Do you have a WordPress website? If so, then whatever you do, don’t do this 🙂
It’s no secret that I love WordPress. With its tremendous flexibility, awesome SEO tools, and community of contributors all over the world, why wouldn’t I?
That being said, any website-building platform can go awry if you try hard enough – and WordPress is no exception.
If you have a WordPress website (Look at you! How smart you are!), below are the five big no-nos that will lead your website awry every time.
Don’t let this happen to you 😉
Don’t Purchase a Theme or Plugin Without Checking Reviews First
One of the unique things about WordPress as a website-building platform is that it’s open source. This means that developers all around the world can create themes and plugins to add to the WordPress library. How cool!
But this also means that as a user, it’s your responsibility to vet any theme or plugin before you install it on your website. How do you do this? Easy – check the reviews. Ideally, there should be quite a few (in the hundreds) and the vast majority of them should be positive.
Additionally, if you’re looking at a plugin, check to see when its last update was. All WordPress plugins need to be maintained by someone (typically the person who created it) and if that person goes a year or more without making a security update, the plugin can become ridden with “holes” of vulnerability, making your site susceptible to malware (not good). A plugin that’s optimal for use is being regularly cared for via security updates by its developer.
Don’t Skimp Out On Backend Updates
Speaking of updates! Any WordPress website needs to have its 1) WordPress version, 2) installed themes, and 3) installed plugins updated regularly (i.e. at least once a week). If this doesn’t happen? You guessed it – those “holes” of vulnerability can arise, and you might end up with a hacked site. Don’t take that chance. Update your site every week. Oh, and if you’re too busy to do this (hey, I get it) I have a WordPress Safe and Secure plan that might be just the thing.
Don’t Opt For an Ultra Cheap Hosting Plan
Ah, the hosting plans that cost $2/month. Aren’t they tempting? The thing is, when it comes to hosting, you get what you pay for. Over my nearly 15 years in this business, I’ve learned this the hard way. Typically a website on an ultra-cheap shared hosting plan will suffer from slow site-loading speed, miscellaneous errors, or even getting hacked (not to mention bad customer service – think about it – if they’re able to offer you hosting for so low a price, don’t you think they’re cutting corners somewhere?).
I recommend WordPress-specific hosting like WP Engine. This means they only host WordPress websites, and you know that anytime a business decides to provide only ONE service, they’re going to do it really, really well. The perks? A super fast-loading site, excellent customer service reps who understand the intricacies of WordPress, automatic daily backups, and the peace of mind that comes with a fully secure site (granted you’re making your weekly backend updates!).

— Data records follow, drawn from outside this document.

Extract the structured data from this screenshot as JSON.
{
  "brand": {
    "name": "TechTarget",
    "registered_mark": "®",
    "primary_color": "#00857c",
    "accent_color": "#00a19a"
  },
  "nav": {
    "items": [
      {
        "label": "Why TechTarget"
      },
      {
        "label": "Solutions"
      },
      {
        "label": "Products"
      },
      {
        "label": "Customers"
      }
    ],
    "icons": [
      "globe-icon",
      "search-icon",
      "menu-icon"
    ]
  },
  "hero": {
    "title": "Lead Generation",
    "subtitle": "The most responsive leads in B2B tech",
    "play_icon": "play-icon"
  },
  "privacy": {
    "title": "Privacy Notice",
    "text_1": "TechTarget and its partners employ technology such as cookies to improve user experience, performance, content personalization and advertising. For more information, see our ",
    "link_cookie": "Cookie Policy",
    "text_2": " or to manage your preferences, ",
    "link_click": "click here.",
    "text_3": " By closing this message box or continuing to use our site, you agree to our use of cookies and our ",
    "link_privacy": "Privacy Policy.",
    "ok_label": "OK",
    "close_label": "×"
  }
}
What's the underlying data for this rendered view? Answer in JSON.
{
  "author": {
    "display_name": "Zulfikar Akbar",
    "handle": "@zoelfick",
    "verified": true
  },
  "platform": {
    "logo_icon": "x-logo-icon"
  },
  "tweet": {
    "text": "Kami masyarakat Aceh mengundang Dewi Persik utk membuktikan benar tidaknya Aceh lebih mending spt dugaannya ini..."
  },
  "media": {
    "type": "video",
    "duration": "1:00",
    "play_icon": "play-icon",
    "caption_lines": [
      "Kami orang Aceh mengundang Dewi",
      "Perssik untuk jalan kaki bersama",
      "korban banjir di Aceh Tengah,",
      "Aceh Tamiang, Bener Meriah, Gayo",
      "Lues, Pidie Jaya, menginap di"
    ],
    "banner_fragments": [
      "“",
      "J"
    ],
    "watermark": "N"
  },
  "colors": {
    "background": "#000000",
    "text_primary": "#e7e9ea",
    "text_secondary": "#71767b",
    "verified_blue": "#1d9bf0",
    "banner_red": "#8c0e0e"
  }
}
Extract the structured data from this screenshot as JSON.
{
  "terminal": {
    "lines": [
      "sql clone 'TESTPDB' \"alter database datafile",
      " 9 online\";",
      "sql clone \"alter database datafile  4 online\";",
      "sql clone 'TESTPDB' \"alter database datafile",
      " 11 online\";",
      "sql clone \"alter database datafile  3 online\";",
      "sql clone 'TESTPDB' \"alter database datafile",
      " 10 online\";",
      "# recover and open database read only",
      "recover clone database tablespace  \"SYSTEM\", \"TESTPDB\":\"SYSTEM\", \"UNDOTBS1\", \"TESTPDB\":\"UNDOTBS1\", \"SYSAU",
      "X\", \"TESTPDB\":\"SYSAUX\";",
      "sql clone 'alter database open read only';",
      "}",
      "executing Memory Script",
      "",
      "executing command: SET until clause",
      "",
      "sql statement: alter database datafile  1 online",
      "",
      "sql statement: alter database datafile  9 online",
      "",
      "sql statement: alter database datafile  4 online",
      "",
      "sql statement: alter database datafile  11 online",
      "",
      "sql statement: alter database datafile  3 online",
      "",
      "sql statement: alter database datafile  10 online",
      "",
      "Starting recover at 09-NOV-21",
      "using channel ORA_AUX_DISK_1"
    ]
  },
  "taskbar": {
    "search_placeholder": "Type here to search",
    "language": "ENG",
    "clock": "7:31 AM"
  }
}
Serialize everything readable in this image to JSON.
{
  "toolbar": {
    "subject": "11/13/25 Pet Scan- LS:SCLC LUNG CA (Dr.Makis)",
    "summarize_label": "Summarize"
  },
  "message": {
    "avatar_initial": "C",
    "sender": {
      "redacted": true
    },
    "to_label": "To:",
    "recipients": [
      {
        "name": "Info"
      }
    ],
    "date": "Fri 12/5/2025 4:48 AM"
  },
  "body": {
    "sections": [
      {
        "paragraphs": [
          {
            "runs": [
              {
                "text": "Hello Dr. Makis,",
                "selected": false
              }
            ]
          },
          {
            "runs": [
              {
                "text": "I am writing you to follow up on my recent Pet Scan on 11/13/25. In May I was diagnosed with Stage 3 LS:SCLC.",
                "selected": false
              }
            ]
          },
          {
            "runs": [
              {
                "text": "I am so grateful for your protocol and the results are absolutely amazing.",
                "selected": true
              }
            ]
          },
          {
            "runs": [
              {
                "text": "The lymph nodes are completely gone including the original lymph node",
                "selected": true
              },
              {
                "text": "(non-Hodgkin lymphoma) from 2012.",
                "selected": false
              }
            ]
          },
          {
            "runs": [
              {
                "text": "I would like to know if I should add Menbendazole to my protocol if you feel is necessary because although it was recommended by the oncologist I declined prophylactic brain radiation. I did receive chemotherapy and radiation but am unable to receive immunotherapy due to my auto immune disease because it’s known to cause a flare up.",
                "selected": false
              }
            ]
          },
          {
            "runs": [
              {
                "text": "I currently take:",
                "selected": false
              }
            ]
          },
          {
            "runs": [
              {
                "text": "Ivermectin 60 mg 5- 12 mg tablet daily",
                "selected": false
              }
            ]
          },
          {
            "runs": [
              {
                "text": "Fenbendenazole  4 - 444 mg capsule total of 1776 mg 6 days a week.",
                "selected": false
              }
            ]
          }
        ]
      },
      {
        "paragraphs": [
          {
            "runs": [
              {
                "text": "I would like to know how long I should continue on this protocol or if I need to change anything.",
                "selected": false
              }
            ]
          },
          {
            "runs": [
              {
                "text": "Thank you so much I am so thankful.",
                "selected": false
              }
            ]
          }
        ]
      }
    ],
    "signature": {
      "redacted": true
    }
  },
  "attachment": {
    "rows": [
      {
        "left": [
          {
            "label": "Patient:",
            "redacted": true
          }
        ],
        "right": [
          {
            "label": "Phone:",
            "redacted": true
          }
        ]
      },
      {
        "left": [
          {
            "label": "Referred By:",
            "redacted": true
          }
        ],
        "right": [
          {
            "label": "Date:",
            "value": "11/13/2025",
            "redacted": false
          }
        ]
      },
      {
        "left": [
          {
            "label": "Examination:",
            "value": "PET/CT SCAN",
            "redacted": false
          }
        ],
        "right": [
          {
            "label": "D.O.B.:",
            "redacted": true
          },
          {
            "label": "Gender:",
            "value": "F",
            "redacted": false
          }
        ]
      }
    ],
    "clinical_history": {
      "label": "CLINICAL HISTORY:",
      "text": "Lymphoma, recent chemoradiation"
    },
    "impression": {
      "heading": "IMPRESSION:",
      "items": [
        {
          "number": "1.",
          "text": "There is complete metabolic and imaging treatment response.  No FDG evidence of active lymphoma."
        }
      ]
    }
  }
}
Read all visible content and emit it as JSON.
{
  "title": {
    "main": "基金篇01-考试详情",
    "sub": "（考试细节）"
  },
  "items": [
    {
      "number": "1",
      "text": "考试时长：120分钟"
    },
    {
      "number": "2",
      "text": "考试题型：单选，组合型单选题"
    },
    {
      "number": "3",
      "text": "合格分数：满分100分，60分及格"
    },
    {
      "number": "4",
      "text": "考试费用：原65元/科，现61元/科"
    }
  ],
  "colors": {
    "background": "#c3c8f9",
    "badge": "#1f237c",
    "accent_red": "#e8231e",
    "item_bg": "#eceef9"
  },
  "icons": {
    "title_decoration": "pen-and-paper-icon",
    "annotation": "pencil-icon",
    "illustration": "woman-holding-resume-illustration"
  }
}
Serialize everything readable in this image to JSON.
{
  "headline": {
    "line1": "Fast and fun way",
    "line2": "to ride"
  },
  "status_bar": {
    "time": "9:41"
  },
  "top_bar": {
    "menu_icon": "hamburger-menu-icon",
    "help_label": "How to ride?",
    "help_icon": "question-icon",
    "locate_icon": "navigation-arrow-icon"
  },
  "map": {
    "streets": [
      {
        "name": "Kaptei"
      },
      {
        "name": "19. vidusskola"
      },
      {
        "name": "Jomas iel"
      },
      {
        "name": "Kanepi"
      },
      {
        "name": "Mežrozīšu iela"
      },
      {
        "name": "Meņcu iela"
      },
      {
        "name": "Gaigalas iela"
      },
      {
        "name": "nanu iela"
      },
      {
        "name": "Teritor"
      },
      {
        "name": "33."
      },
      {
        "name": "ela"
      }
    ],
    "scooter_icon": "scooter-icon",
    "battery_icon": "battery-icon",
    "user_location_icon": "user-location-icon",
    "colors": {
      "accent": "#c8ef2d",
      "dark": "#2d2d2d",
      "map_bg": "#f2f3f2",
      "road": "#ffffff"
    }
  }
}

Don’t Use a “Library” Theme
What is a “library” theme? It’s a super bloated (for lack of a better word) theme that has a TON of features included – so many that you probably won’t use 80% of them. What’s so bad about this? It typically means a much slower site because you’ll have a lot of files loading with every page load. My favorite example of a bloated library theme is Avada. Sure it has its own included EVERYTHING, but it makes far better sense to use a stripped-down theme that only gives you what you need, and then install plugins as per your specific needs. This will give you a lean, mean, stream-lined website that loads fast because it’s only loading the resources it needs to perform as opposed to the entire kitchen sink.
Don’t Keep Themes or Plugins Installed That You’re Not Using
Back in the thick of the pandemic, I got on a minimalism kick for a while. Going through just about every belonging in my home, if something wasn’t getting used then out it went! And on your WordPress website, you can take a “minimalist approach” when it comes to your plugins and themes. If it’s not both activated AND being used then go ahead and delete it. This will help to speed up your site!
WordPress can sometimes get a bad rep when things go awry, but let’s not throw the baby out with the bath water, shall we? Stick to the plan, avoid the five WordPress no-nos above, and you’ll be right as rain.
Looking for more?
Here are some other posts I’ve written on WordPress over the years! Enjoy.